Japanese Prime Minister Shinzo Abe has once again vowed to open up a new era in China-Japan relationship and push bilateral ties to a new level.
Abe made the remarks in a policy speech outlining his goals ahead in an extraordinary Diet session convened on Friday.
He said exchanges between Japan and China should not be limited to leaders from the two countries, but also should be expanded to all areas such as economy and youth.
Abe said that the economy remains his top priority amid a consumption tax increase, which came into effect on Tuesday and other domestic downside pressures facing the government's balance sheet including ballooning social welfare costs.

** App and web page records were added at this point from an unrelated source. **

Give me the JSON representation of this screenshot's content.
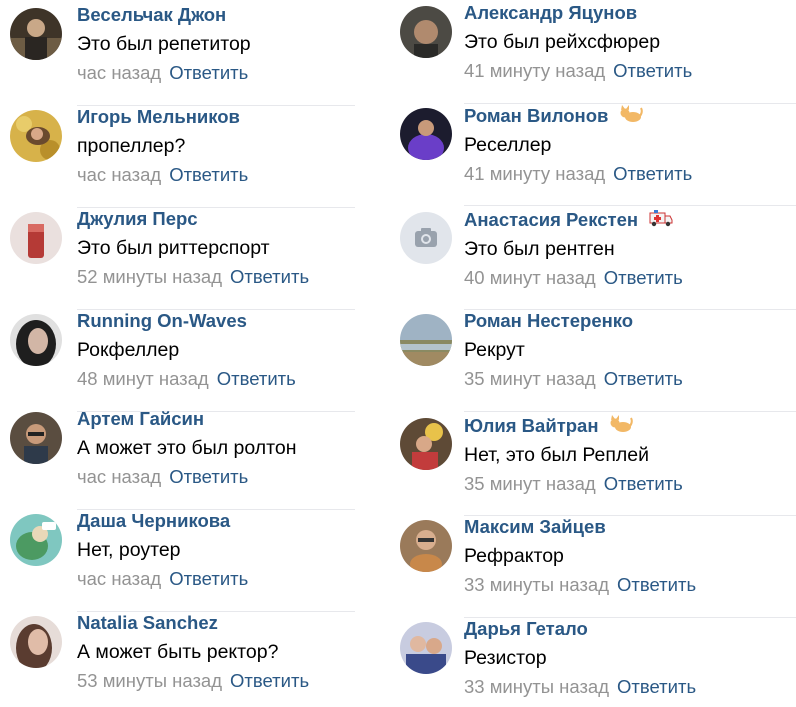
{
  "left_column": [
    {
      "author": "Весельчак Джон",
      "text": "Это был репетитор",
      "time": "час назад",
      "reply": "Ответить",
      "avatar": "avatar-photo",
      "color": "#5a4a3a"
    },
    {
      "author": "Игорь Мельников",
      "text": "пропеллер?",
      "time": "час назад",
      "reply": "Ответить",
      "avatar": "avatar-photo",
      "color": "#c8a23a"
    },
    {
      "author": "Джулия Перс",
      "text": "Это был риттерспорт",
      "time": "52 минуты назад",
      "reply": "Ответить",
      "avatar": "avatar-photo",
      "color": "#d9c6c4"
    },
    {
      "author": "Running On-Waves",
      "text": "Рокфеллер",
      "time": "48 минут назад",
      "reply": "Ответить",
      "avatar": "avatar-photo",
      "color": "#3a3a3a"
    },
    {
      "author": "Артем Гайсин",
      "text": "А может это был ролтон",
      "time": "час назад",
      "reply": "Ответить",
      "avatar": "avatar-photo",
      "color": "#6e5a48"
    },
    {
      "author": "Даша Черникова",
      "text": "Нет, роутер",
      "time": "час назад",
      "reply": "Ответить",
      "avatar": "avatar-photo",
      "color": "#4aa0a0"
    },
    {
      "author": "Natalia Sanchez",
      "text": "А может быть ректор?",
      "time": "53 минуты назад",
      "reply": "Ответить",
      "avatar": "avatar-photo",
      "color": "#b08a7a"
    }
  ],
  "right_column": [
    {
      "author": "Александр Яцунов",
      "text": "Это был рейхсфюрер",
      "time": "41 минуту назад",
      "reply": "Ответить",
      "avatar": "avatar-photo",
      "color": "#4a4a44"
    },
    {
      "author": "Роман Вилонов",
      "text": "Реселлер",
      "time": "41 минуту назад",
      "reply": "Ответить",
      "avatar": "avatar-photo",
      "color": "#2a2a6a",
      "badge": "cat-emoji-icon"
    },
    {
      "author": "Анастасия Рекстен",
      "text": "Это был рентген",
      "time": "40 минут назад",
      "reply": "Ответить",
      "avatar": "camera-placeholder-icon",
      "color": "#dfe3e8",
      "badge": "ambulance-emoji-icon"
    },
    {
      "author": "Роман Нестеренко",
      "text": "Рекрут",
      "time": "35 минут назад",
      "reply": "Ответить",
      "avatar": "avatar-photo",
      "color": "#8a9a8a"
    },
    {
      "author": "Юлия Вайтран",
      "text": "Нет, это был Реплей",
      "time": "35 минут назад",
      "reply": "Ответить",
      "avatar": "avatar-photo",
      "color": "#7a5a3a",
      "badge": "cat-emoji-icon"
    },
    {
      "author": "Максим Зайцев",
      "text": "Рефрактор",
      "time": "33 минуты назад",
      "reply": "Ответить",
      "avatar": "avatar-photo",
      "color": "#8a6a4a"
    },
    {
      "author": "Дарья Гетало",
      "text": "Резистор",
      "time": "33 минуты назад",
      "reply": "Ответить",
      "avatar": "avatar-photo",
      "color": "#5a6a9a"
    }
  ],
  "colors": {
    "link": "#2a5885",
    "meta": "#939393",
    "divider": "#e7e8ec"
  }
}
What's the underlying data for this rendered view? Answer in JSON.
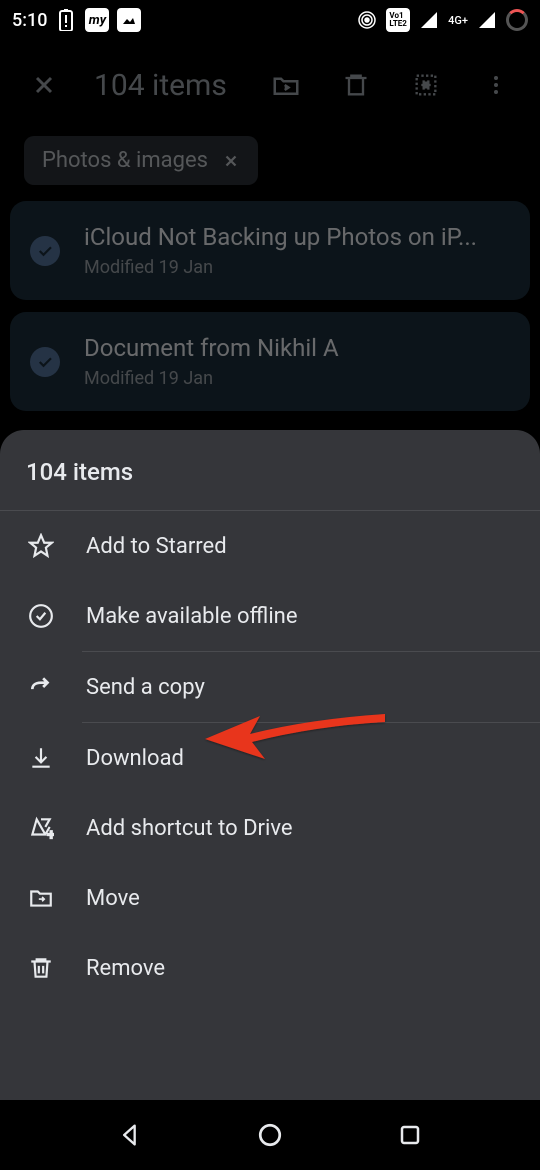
{
  "status": {
    "time": "5:10"
  },
  "topbar": {
    "title": "104 items"
  },
  "chip": {
    "label": "Photos & images"
  },
  "files": [
    {
      "title": "iCloud Not Backing up Photos on iP...",
      "subtitle": "Modified 19 Jan"
    },
    {
      "title": "Document from Nikhil A",
      "subtitle": "Modified 19 Jan"
    }
  ],
  "sheet": {
    "header": "104 items",
    "items": {
      "starred": "Add to Starred",
      "offline": "Make available offline",
      "send_copy": "Send a copy",
      "download": "Download",
      "shortcut": "Add shortcut to Drive",
      "move": "Move",
      "remove": "Remove"
    }
  }
}
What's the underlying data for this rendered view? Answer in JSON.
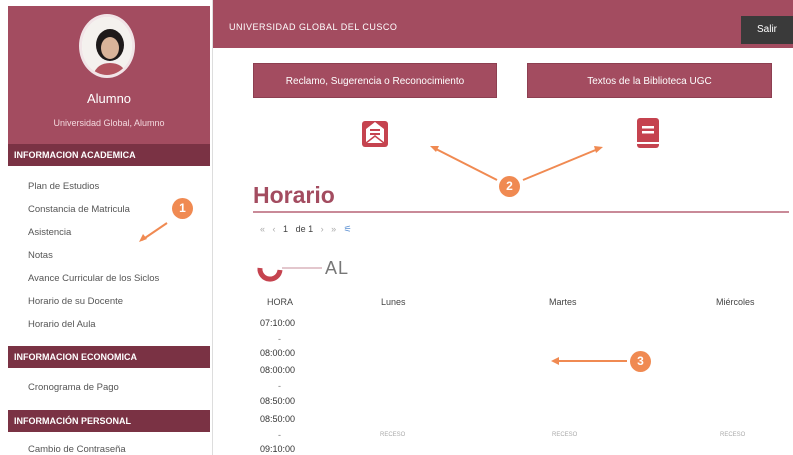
{
  "topbar": {
    "title": "UNIVERSIDAD GLOBAL DEL CUSCO",
    "logout_label": "Salir"
  },
  "sidebar": {
    "profile_name": "Alumno",
    "profile_sub": "Universidad Global, Alumno",
    "sections": [
      {
        "title": "INFORMACION ACADEMICA",
        "items": [
          "Plan de Estudios",
          "Constancia de Matricula",
          "Asistencia",
          "Notas",
          "Avance Curricular de los Siclos",
          "Horario de su Docente",
          "Horario del Aula"
        ]
      },
      {
        "title": "INFORMACION ECONOMICA",
        "items": [
          "Cronograma de Pago"
        ]
      },
      {
        "title": "INFORMACIÓN PERSONAL",
        "items": [
          "Cambio de Contraseña"
        ]
      }
    ]
  },
  "buttons": {
    "claim": "Reclamo, Sugerencia o Reconocimiento",
    "library": "Textos de la Biblioteca UGC"
  },
  "main": {
    "title": "Horario",
    "pager": {
      "current": "1",
      "of_label": "de 1"
    },
    "logo_text": "AL",
    "columns": [
      "HORA",
      "Lunes",
      "Martes",
      "Miércoles"
    ],
    "times": [
      "07:10:00",
      "08:00:00",
      "08:00:00",
      "08:50:00",
      "08:50:00",
      "09:10:00"
    ],
    "cell_text": "RECESO"
  },
  "annotations": [
    "1",
    "2",
    "3"
  ],
  "colors": {
    "accent": "#a34c60",
    "accent_dark": "#7a3244",
    "badge": "#f08a52"
  }
}
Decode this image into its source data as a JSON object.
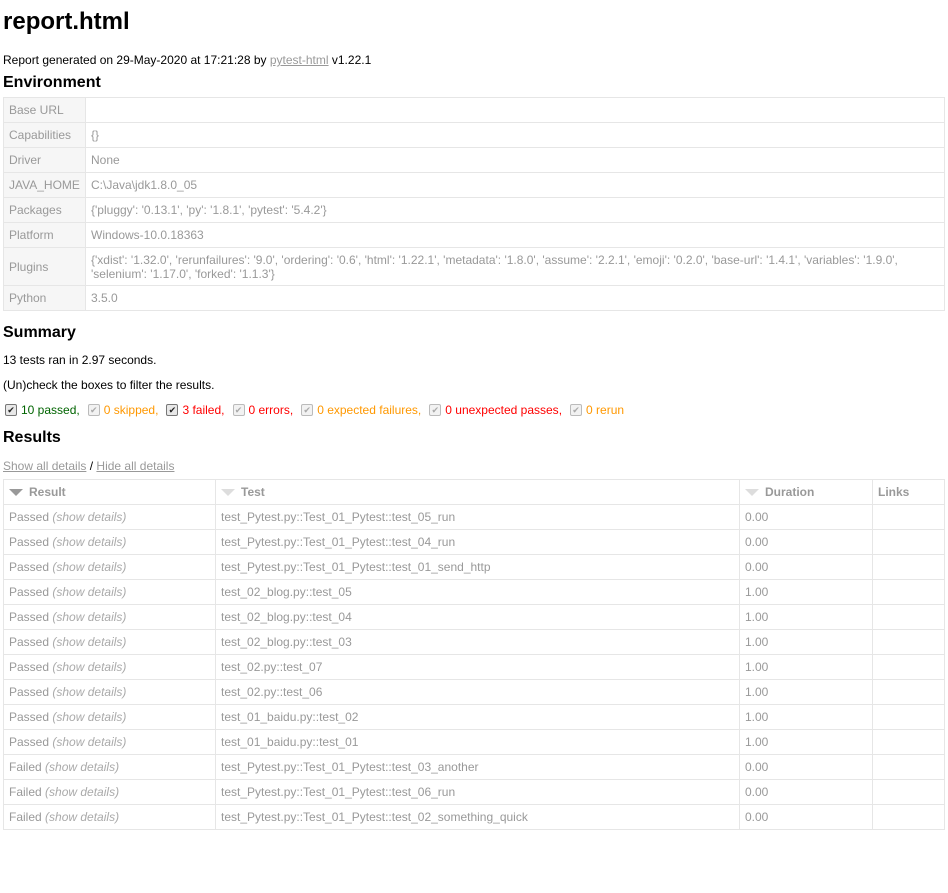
{
  "title": "report.html",
  "generated": {
    "prefix": "Report generated on 29-May-2020 at 17:21:28 by ",
    "link": "pytest-html",
    "suffix": " v1.22.1"
  },
  "environment": {
    "heading": "Environment",
    "rows": [
      {
        "key": "Base URL",
        "value": ""
      },
      {
        "key": "Capabilities",
        "value": "{}"
      },
      {
        "key": "Driver",
        "value": "None"
      },
      {
        "key": "JAVA_HOME",
        "value": "C:\\Java\\jdk1.8.0_05"
      },
      {
        "key": "Packages",
        "value": "{'pluggy': '0.13.1', 'py': '1.8.1', 'pytest': '5.4.2'}"
      },
      {
        "key": "Platform",
        "value": "Windows-10.0.18363"
      },
      {
        "key": "Plugins",
        "value": "{'xdist': '1.32.0', 'rerunfailures': '9.0', 'ordering': '0.6', 'html': '1.22.1', 'metadata': '1.8.0', 'assume': '2.2.1', 'emoji': '0.2.0', 'base-url': '1.4.1', 'variables': '1.9.0', 'selenium': '1.17.0', 'forked': '1.1.3'}"
      },
      {
        "key": "Python",
        "value": "3.5.0"
      }
    ]
  },
  "summary": {
    "heading": "Summary",
    "ran": "13 tests ran in 2.97 seconds.",
    "hint": "(Un)check the boxes to filter the results.",
    "filters": [
      {
        "label": "10 passed",
        "sep": ",",
        "cls": "passed",
        "checked": true,
        "enabled": true
      },
      {
        "label": "0 skipped",
        "sep": ",",
        "cls": "skipped",
        "checked": true,
        "enabled": false
      },
      {
        "label": "3 failed",
        "sep": ",",
        "cls": "failed",
        "checked": true,
        "enabled": true
      },
      {
        "label": "0 errors",
        "sep": ",",
        "cls": "error",
        "checked": true,
        "enabled": false
      },
      {
        "label": "0 expected failures",
        "sep": ",",
        "cls": "xfailed",
        "checked": true,
        "enabled": false
      },
      {
        "label": "0 unexpected passes",
        "sep": ",",
        "cls": "xpassed",
        "checked": true,
        "enabled": false
      },
      {
        "label": "0 rerun",
        "sep": "",
        "cls": "rerun",
        "checked": true,
        "enabled": false
      }
    ]
  },
  "results": {
    "heading": "Results",
    "show_all": "Show all details",
    "divider": "/",
    "hide_all": "Hide all details",
    "columns": {
      "result": "Result",
      "test": "Test",
      "duration": "Duration",
      "links": "Links"
    },
    "show_details": "(show details)",
    "rows": [
      {
        "result": "Passed",
        "test": "test_Pytest.py::Test_01_Pytest::test_05_run",
        "duration": "0.00"
      },
      {
        "result": "Passed",
        "test": "test_Pytest.py::Test_01_Pytest::test_04_run",
        "duration": "0.00"
      },
      {
        "result": "Passed",
        "test": "test_Pytest.py::Test_01_Pytest::test_01_send_http",
        "duration": "0.00"
      },
      {
        "result": "Passed",
        "test": "test_02_blog.py::test_05",
        "duration": "1.00"
      },
      {
        "result": "Passed",
        "test": "test_02_blog.py::test_04",
        "duration": "1.00"
      },
      {
        "result": "Passed",
        "test": "test_02_blog.py::test_03",
        "duration": "1.00"
      },
      {
        "result": "Passed",
        "test": "test_02.py::test_07",
        "duration": "1.00"
      },
      {
        "result": "Passed",
        "test": "test_02.py::test_06",
        "duration": "1.00"
      },
      {
        "result": "Passed",
        "test": "test_01_baidu.py::test_02",
        "duration": "1.00"
      },
      {
        "result": "Passed",
        "test": "test_01_baidu.py::test_01",
        "duration": "1.00"
      },
      {
        "result": "Failed",
        "test": "test_Pytest.py::Test_01_Pytest::test_03_another",
        "duration": "0.00"
      },
      {
        "result": "Failed",
        "test": "test_Pytest.py::Test_01_Pytest::test_06_run",
        "duration": "0.00"
      },
      {
        "result": "Failed",
        "test": "test_Pytest.py::Test_01_Pytest::test_02_something_quick",
        "duration": "0.00"
      }
    ]
  }
}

Abe told the Diet that in terms of outside influences on Japan's economy, such as ongoing and more recent trade issues, as well as uncertainty surrounding Britain's planned departure from the European Union, that these were situations that would be tracked and dealt with as necessary.
"Should downside risks become evident, we will take flexible and sufficient steps without hesitation to make sure that the economy is on a firm growth path," the Japanese leader said.
Rioters set fire at MTR station at Causeway Bay on Friday night. Photo: Chen Qingqing/GT
Abe also said in his policy speech that he still hopes to meet with the Democratic People's Republic of Korea's (DPRK) leader Kim Jong Un "without preconditions."
Conversely, as for ties with South Korea and amid an ongoing dispute over issues of forced wartime labor during Japan's colonization of the Korean Peninsula
during the war that has spilled over into a tit-for-tat trade dispute, Abe said in his address that South Korea should "keep promises between states."